Services and products for people in need are going to be a problem in the coming weeks. Supply chains are complex and some businesses along those chains will not be able to support production during this crisis -- or support the necessary ramp-up in production needed. To sustain production, the state is going to have to step-in and direct procurement and investment. As such, nationalized production should be on the table if it looks too complicated to coordinate the private sector to get the goods we need to the people that need them. Here is a list of recommendations outlining how socialists should be framing their demands during this time.

Unions, democracy, and labour reform for building worker power

Unions, democracy, and labour reform for building worker power

When we are debating how best to build worker power through their unions it is usually in the context of winning demands at the bargaining table. But, under advanced capitalism, union power is mostly measured in terms of how badly we are losing. This is not useful as a metric for discussion of labour law reforms attempting to impose balance in labour relations between unions and capital. If we think of unions as structures of democracy, then we can shift the narrative around power simply to refer to winning or losing the battle for our own democracy. And, democracy, unlike worker power at the bargaining table, is entirely in the hands of workers. Socialists should focus on building democracy in discussion on labour reform. Then, no matter what we are able to win in terms of power at the union's bargaining table or reforms that raise standards for workers outside unions, we are helping to build the socialism we want.

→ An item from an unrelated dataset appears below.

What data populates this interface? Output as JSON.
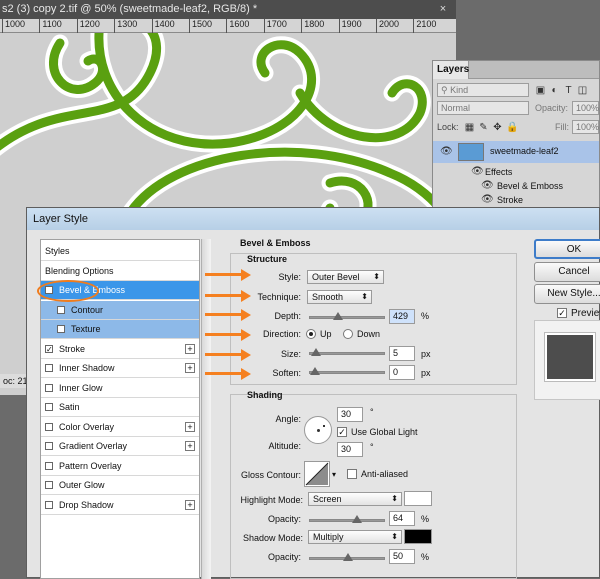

Union dues and the struggle for democracy

Union dues and the struggle for democracy

To avoid the need to rebuild our democratic organizations -- and thus waste valuable time -- we must defend our current institutions of democracy. We must defend them even though they can, from time to time, be lead by flawed individuals -- we are human, after all. It is not the people we defend as leadership can and will be replaced, but the institution. This defense is part of the historical fight for our right to practice and perfect our own democracy. (Photo by Randy Colas on Unsplash)